WHAT IS EXPECTED: Set down all of the records exactly.

- Opening Delimiter -

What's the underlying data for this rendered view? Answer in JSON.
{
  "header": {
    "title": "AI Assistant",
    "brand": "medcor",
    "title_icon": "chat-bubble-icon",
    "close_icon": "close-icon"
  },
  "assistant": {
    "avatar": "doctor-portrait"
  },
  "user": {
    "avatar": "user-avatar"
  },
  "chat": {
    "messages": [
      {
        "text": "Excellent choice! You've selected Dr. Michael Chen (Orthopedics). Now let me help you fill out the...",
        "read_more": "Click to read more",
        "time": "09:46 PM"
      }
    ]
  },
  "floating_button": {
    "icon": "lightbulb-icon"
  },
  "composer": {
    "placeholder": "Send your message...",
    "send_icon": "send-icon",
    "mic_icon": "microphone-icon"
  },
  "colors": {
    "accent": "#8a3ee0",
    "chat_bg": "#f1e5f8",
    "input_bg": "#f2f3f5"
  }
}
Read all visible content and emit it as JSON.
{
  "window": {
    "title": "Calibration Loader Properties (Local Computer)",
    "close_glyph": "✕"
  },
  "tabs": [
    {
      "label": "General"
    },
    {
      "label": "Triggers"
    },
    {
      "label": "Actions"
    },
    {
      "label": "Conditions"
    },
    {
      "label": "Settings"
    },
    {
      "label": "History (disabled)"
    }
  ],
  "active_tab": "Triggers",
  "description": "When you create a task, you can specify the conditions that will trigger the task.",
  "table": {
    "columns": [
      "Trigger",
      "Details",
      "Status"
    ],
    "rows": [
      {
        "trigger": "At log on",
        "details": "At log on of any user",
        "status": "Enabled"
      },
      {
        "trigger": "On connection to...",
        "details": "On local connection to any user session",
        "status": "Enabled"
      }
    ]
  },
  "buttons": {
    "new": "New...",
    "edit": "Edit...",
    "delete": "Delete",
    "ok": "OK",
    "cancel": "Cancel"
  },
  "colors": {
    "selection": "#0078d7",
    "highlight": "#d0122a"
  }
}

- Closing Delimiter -

ANSWER TO THIS TASK:
What's the underlying data for this rendered view? Answer in JSON.
{
  "header": {
    "title": "AI Assistant",
    "brand": "medcor",
    "title_icon": "chat-bubble-icon",
    "close_icon": "close-icon"
  },
  "assistant": {
    "avatar": "doctor-portrait"
  },
  "user": {
    "avatar": "user-avatar"
  },
  "chat": {
    "messages": [
      {
        "text": "Excellent choice! You've selected Dr. Michael Chen (Orthopedics). Now let me help you fill out the...",
        "read_more": "Click to read more",
        "time": "09:46 PM"
      }
    ]
  },
  "floating_button": {
    "icon": "lightbulb-icon"
  },
  "composer": {
    "placeholder": "Send your message...",
    "send_icon": "send-icon",
    "mic_icon": "microphone-icon"
  },
  "colors": {
    "accent": "#8a3ee0",
    "chat_bg": "#f1e5f8",
    "input_bg": "#f2f3f5"
  }
}
Read all visible content and emit it as JSON.
{
  "window": {
    "title": "Calibration Loader Properties (Local Computer)",
    "close_glyph": "✕"
  },
  "tabs": [
    {
      "label": "General"
    },
    {
      "label": "Triggers"
    },
    {
      "label": "Actions"
    },
    {
      "label": "Conditions"
    },
    {
      "label": "Settings"
    },
    {
      "label": "History (disabled)"
    }
  ],
  "active_tab": "Triggers",
  "description": "When you create a task, you can specify the conditions that will trigger the task.",
  "table": {
    "columns": [
      "Trigger",
      "Details",
      "Status"
    ],
    "rows": [
      {
        "trigger": "At log on",
        "details": "At log on of any user",
        "status": "Enabled"
      },
      {
        "trigger": "On connection to...",
        "details": "On local connection to any user session",
        "status": "Enabled"
      }
    ]
  },
  "buttons": {
    "new": "New...",
    "edit": "Edit...",
    "delete": "Delete",
    "ok": "OK",
    "cancel": "Cancel"
  },
  "colors": {
    "selection": "#0078d7",
    "highlight": "#d0122a"
  }
}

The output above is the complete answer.